But it's part of a much bigger issue...
Most companies severely struggle to find the competencies they need to keep their businesses running. In the UK, large companies with 250+ employees have the most difficulty finding the competencies they need - with 50% of employers experience a general skills shortages, according to the 2018 Talent Shortage Survey.
Large companies in the UK only account for 0.1% of businesses, yet they employ 40% of the total workforce. This only demonstrates the significant impact this talent shortage has on the labour market. Mid-sized organisations (with 50-249 employees) are affected too. 45% are struggling to attract the skills they need, according to the 2018 Talent Shortage Survey.
However, the skills shortage is most severe within IT. The UK lacks about 40.000 IT specialists, according to Digital Skills for the UK Economy. This harms not only the companies’ competitive health, productivity and revenue, but also costs the UK economy 60 billion pounds every year, according to the report.
Long-term solutions are great, but won't fix companies' problems right now
A mix of different solutions need to be combined to efficiently solve this problem, such as focusing on educating more young people in IT, attracting more women to IT roles, and focusing on re-skilling existing employees. This is the most widely discussed long-run solution among politicians.
The problem with these solutions is that they take time. Time that most companies don’t have, if they want to stay competitive. Thus, these long-run solutions have to be complemented with short-run initiatives.
Some companies have already found sustainable solutions to this problem.
The solution - Hire freelance IT specialists
There's loads of benefits to hiring freelance IT specialists. They provide companies with access to new competencies, optimized cost structures, improved work quality, and accelerated go-to-market capabilities, according to a recent Accenture study.
As a consequence, 51 percent of IT leaders have now turned to employing freelance IT specialists to fill the skills gap, according to the report by Harvey Nash and KPMG. This makes freelance IT specialists the most popular solution to the skills shortage problem.
These freelance IT specialists are seen as skills enhancers rather than cost savers, according the report. It makes perfect sense for companies to employ freelancers, as they make up a growing proportion of the job market.
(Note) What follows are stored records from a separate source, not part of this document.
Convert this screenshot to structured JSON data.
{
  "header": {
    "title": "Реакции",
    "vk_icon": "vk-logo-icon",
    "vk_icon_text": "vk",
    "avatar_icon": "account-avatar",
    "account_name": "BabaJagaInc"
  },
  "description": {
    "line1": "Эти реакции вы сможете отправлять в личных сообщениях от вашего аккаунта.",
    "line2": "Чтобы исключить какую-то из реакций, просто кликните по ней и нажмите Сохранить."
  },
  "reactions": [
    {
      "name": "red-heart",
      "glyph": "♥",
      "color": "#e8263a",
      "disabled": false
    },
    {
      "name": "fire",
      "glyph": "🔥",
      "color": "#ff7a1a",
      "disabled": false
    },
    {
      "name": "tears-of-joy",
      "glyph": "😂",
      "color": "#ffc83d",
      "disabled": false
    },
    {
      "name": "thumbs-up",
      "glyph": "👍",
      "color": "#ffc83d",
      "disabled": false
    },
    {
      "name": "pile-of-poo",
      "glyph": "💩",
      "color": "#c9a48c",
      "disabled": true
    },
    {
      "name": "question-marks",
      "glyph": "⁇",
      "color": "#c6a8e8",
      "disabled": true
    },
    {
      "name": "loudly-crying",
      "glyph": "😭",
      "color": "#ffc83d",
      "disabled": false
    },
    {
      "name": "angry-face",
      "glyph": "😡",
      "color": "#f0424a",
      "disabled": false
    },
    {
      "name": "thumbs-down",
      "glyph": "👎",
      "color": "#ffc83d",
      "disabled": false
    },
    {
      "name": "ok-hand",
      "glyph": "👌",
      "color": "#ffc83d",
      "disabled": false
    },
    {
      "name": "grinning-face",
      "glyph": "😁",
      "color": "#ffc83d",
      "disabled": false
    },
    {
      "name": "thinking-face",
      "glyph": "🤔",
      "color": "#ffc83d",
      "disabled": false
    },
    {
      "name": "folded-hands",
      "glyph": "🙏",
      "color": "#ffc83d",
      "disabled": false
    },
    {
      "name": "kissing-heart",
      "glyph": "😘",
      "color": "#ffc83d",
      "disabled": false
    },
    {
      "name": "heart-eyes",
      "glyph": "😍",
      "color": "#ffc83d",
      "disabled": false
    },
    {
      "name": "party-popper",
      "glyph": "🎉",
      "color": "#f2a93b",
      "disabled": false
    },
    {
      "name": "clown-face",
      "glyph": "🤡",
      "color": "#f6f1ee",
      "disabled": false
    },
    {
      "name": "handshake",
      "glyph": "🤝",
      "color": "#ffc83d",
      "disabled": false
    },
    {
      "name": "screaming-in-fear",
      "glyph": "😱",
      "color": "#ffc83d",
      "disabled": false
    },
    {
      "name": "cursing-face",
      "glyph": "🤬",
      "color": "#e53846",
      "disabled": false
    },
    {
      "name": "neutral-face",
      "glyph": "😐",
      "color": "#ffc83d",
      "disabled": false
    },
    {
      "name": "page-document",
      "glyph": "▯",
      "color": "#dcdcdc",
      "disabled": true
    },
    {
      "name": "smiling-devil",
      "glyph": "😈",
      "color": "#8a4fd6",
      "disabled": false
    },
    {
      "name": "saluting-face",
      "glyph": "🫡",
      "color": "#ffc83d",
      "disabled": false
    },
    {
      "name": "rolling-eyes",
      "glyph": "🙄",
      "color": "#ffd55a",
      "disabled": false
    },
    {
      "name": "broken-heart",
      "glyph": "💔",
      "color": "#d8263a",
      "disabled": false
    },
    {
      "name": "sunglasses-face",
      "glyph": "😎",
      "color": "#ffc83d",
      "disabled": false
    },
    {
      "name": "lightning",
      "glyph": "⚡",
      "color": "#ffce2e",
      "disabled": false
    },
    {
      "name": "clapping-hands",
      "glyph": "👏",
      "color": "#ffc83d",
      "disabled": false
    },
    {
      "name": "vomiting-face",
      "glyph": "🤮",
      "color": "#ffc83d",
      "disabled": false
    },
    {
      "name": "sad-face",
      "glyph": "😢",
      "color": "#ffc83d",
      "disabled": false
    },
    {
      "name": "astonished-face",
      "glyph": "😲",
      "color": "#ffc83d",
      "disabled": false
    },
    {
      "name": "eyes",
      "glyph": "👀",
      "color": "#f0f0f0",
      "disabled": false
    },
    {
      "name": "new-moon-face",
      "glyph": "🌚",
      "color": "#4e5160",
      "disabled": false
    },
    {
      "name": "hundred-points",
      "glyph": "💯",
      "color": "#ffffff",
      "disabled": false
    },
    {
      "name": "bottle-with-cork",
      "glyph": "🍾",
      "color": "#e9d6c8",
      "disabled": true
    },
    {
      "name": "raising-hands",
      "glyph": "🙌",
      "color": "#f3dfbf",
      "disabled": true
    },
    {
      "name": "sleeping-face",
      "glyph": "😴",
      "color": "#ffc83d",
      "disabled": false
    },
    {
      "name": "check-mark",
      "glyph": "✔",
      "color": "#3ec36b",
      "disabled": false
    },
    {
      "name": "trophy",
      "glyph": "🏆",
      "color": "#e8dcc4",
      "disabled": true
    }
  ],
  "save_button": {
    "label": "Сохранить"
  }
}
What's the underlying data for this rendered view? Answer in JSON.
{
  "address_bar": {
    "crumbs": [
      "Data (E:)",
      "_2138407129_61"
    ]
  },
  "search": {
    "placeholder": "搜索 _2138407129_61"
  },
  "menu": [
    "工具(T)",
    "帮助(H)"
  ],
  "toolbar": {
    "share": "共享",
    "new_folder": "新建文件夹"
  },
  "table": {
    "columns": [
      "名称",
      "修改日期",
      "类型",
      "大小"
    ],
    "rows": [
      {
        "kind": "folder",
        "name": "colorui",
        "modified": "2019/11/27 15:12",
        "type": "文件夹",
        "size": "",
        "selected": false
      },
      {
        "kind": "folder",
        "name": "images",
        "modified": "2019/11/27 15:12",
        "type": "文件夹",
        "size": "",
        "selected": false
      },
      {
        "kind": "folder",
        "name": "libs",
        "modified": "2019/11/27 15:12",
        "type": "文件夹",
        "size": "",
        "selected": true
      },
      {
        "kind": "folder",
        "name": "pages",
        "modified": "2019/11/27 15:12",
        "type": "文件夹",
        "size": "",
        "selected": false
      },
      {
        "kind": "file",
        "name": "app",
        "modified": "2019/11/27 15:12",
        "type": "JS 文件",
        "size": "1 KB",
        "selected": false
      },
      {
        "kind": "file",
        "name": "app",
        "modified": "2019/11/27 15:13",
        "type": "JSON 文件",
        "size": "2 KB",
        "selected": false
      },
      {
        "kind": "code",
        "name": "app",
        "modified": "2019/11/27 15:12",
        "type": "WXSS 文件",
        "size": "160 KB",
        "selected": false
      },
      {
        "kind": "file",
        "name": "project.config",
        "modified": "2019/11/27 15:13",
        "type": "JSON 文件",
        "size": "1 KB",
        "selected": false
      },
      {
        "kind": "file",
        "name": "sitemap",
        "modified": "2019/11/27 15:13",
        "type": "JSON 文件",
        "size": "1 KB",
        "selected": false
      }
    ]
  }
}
In Europe, the freelance-segment is the faster growing segment on the labor market, according to EFIP. In fact IDC expects 45 percent of workers to be self employed in the next 5 years, either completely or in combination with another job.
Using freelance IT specialists who are hired on a project-dependent basis, is also more efficient than hiring traditional full time employees. The traditional recruitment process takes 42 days on average, according to the Human Capital Benchmarking Report from 2016. Then, it takes an additional 8 months for a new employee to reach full productivity, according to a study from Harvard Business Review.
Read more about how you can make your HR department more agile in this blogpost Agile HR: Recruiting is about access, not ownership. Combine this with the fact that almost 33 percent of new hires look for a new job within the first 6 months on the job, and 23 percent of new employees leave the company before their first anniversary, according to numbers from Harvard Business Review. That makes traditional retainment-thinking unsustainable.
These stats show just why a growing number of companies turn to employing freelance IT specialists: The labour market is changing. And the companies who understand how to reap the benefits of this trend, will be the winning companies of tomorrow.
Let us know - are you also using freelance IT specialists to solve the skills shortage?